He was extremely patient during my first few months of research and is always willing to answer my questions or help me with problems I encountered. Even when I show up at his office door to tell him I spilled a sample, or to ask him the same question for the third time, he meets me with grace and compassion.
I also value how much Dr. Clar doesn’t just care about his students academically, but also on a personal level and is fully invested in their growth. When we ran into roadblocks (which there have been many of these last three years), Dr. Clar was quick to encourage me, and always made it clear that he cared more about my research experience than any results that I got.
He taught me how to trust my abilities and have confidence in myself both in the lab and the classroom. I never thought that I would be able to carry out my own research project, but Dr. Clar’s constant encouragement and support helped me to succeed.
I am also very grateful to the entire Chemistry Department. I spent a large part of my four years in McMichael Science Center. Despite many of my weekdays and weekends being spent in this building (nothing like research at 8 a.m. on a Saturday!), I am grateful for the work and time that these professors gave their students and the compassion and help they have given me.
What are your future plans?
I plan to apply to medical school in May and will work as a medical scribe for a year before hopefully starting medical school in Fall 2022. I would also love to spend my year volunteering at either my local children’s hospital or homeless shelter, where I have done work in past summers.
Being on the receiving end of health care for most of my life has given me a passion to give back to a field that has always fascinated me. I have spent the last three years volunteering at the Open Door Clinic of Alamance County and am constantly reminded of the fact that basic healthcare should be a fundamental right, not a privilege. Therefore, being able to combine my love for science with my desire to increase healthcare accessibility is at the heart of my passion for medicine.
What advice would you give to future Elon students?
Lean into your support system. While college is an incredible experience, it is also extremely challenging. I think a lot of people like to focus on the positive experiences they have in college, but college can also be hard – you are living away from home, taking hard classes, trying to configure post-graduate plans, and it can be a really isolating experience at times.
Your support system is instrumental to your success. There are plenty of people at Elon who genuinely want to see you succeed and are willing to help you obtain your goals. Find those people. I met countless friends and faculty who shaped my experience here and encouraged me to pursue my ambitions. Once you find people who support you and show up for you, hold them close. They are hard to come by, but they make all the difference on the tough days.
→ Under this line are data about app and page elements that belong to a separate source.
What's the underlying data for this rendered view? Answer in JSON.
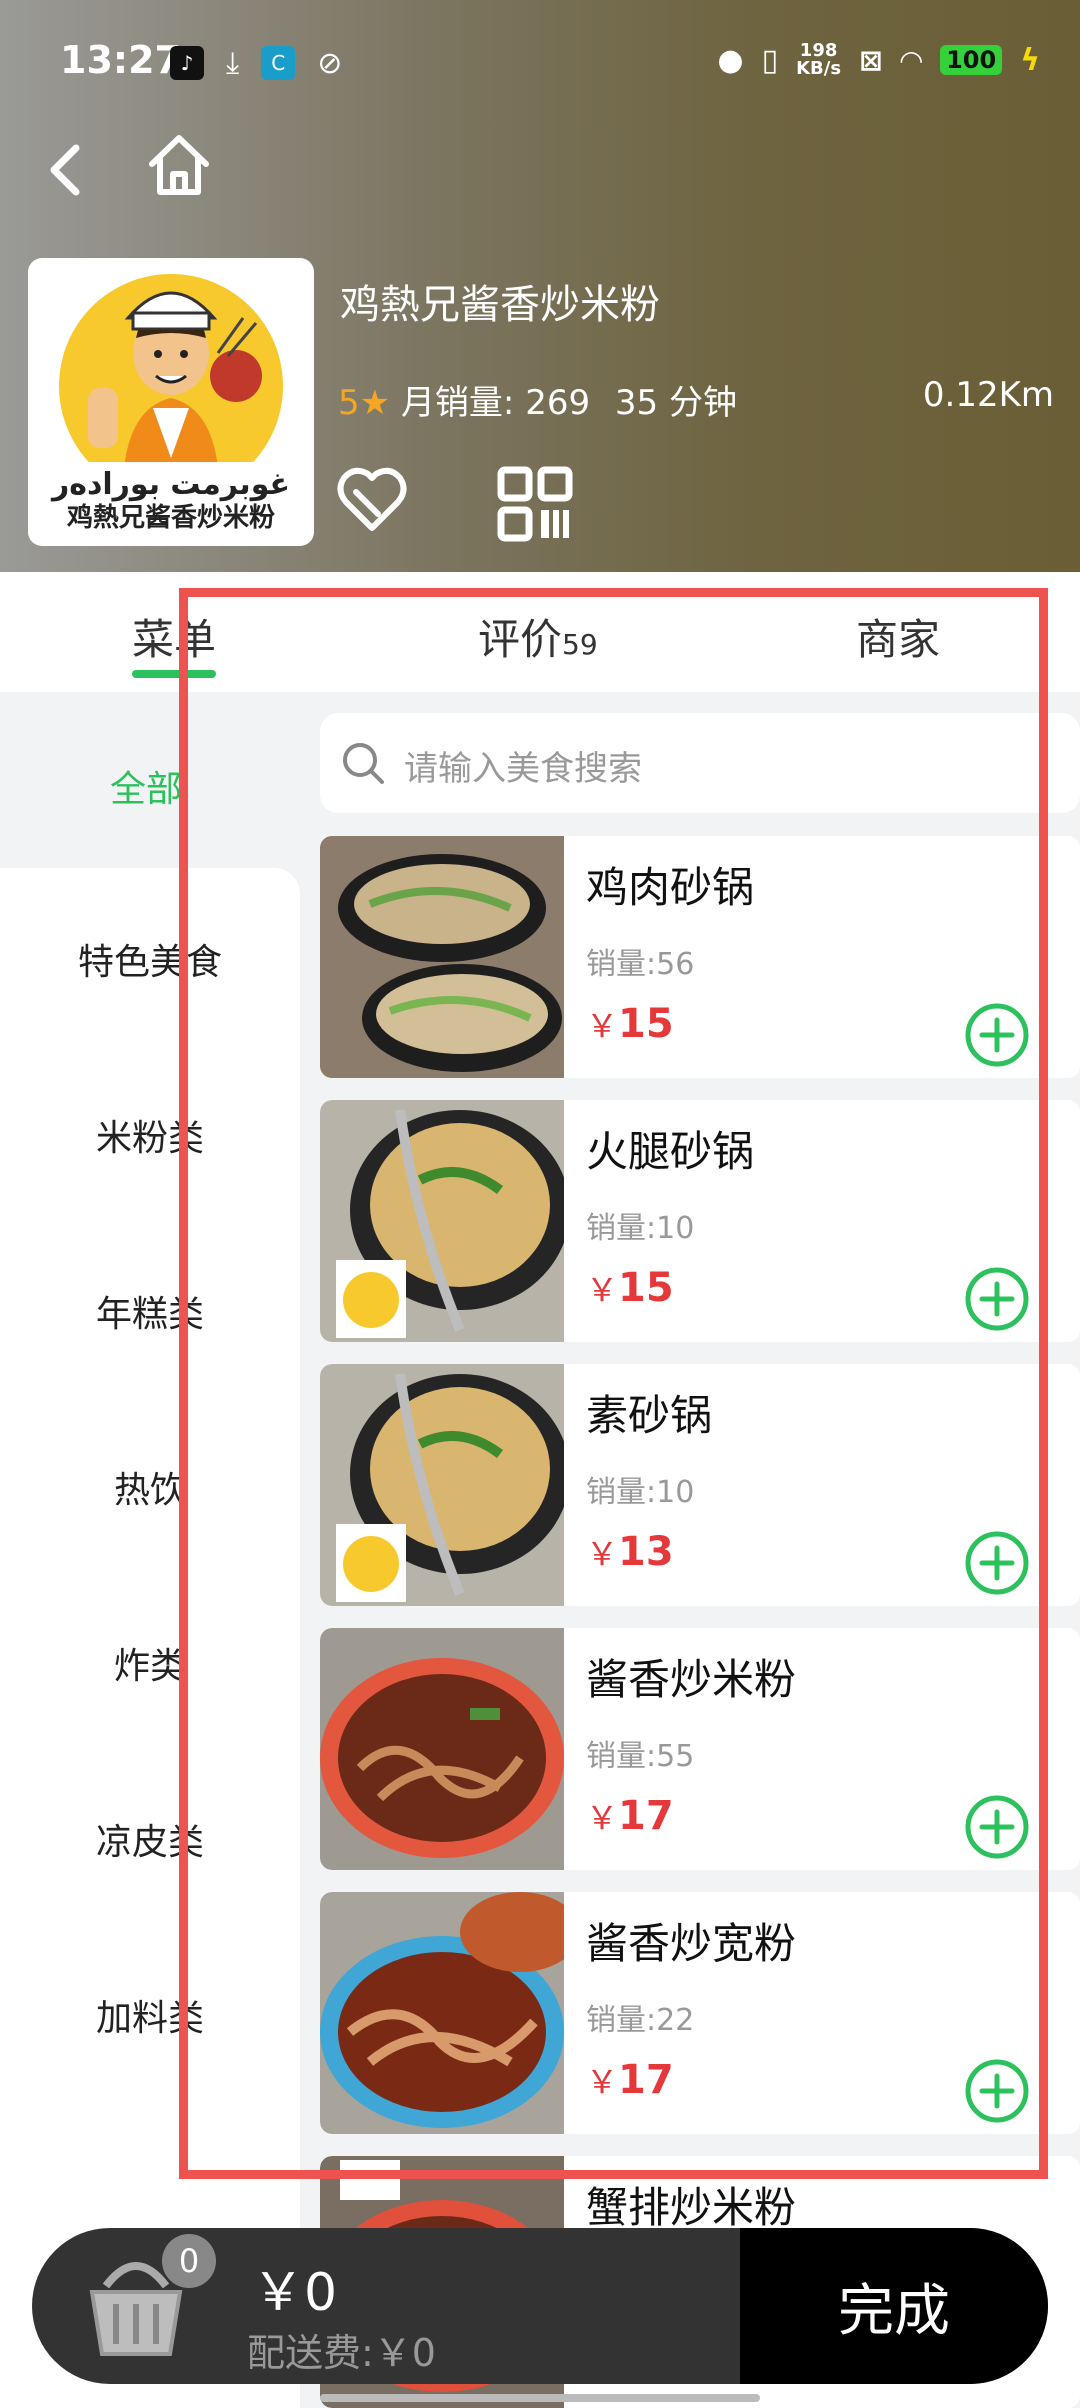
{
  "status_bar": {
    "time": "13:27",
    "speed_value": "198",
    "speed_unit": "KB/s",
    "battery": "100"
  },
  "store": {
    "name": "鸡熱兄酱香炒米粉",
    "rating": "5",
    "monthly_sales": "月销量: 269",
    "delivery_time": "35 分钟",
    "distance": "0.12Km",
    "logo_text_uyghur": "غوبرمت بورادەر",
    "logo_text_cn": "鸡熱兄酱香炒米粉"
  },
  "tabs": {
    "menu": "菜单",
    "reviews": "评价",
    "reviews_count": "59",
    "merchant": "商家"
  },
  "search": {
    "placeholder": "请输入美食搜索"
  },
  "sidebar": {
    "all": "全部",
    "items": [
      {
        "label": "特色美食"
      },
      {
        "label": "米粉类"
      },
      {
        "label": "年糕类"
      },
      {
        "label": "热饮"
      },
      {
        "label": "炸类"
      },
      {
        "label": "凉皮类"
      },
      {
        "label": "加料类"
      }
    ]
  },
  "items": [
    {
      "name": "鸡肉砂锅",
      "sales": "销量:56",
      "currency": "￥",
      "price": "15"
    },
    {
      "name": "火腿砂锅",
      "sales": "销量:10",
      "currency": "￥",
      "price": "15"
    },
    {
      "name": "素砂锅",
      "sales": "销量:10",
      "currency": "￥",
      "price": "13"
    },
    {
      "name": "酱香炒米粉",
      "sales": "销量:55",
      "currency": "￥",
      "price": "17"
    },
    {
      "name": "酱香炒宽粉",
      "sales": "销量:22",
      "currency": "￥",
      "price": "17"
    },
    {
      "name": "蟹排炒米粉"
    }
  ],
  "cart": {
    "count": "0",
    "total": "￥0",
    "delivery_fee": "配送费:￥0",
    "done": "完成"
  },
  "colors": {
    "accent": "#2cc15c",
    "price": "#e5383b",
    "highlight_box": "#ef5350"
  }
}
What’s your favorite Elon tradition and why?
The Festival of Lights is one of the most magical traditions at Elon. I remember going with my hallmates my first year. Seeing the campus light up tree by tree was such a special moment. It is the one tradition I have consistently attended each year, and every year it takes my breath away. Especially last December, during the pandemic, it proved to be especially magical as it gave a sense of normalcy during a very different holiday season.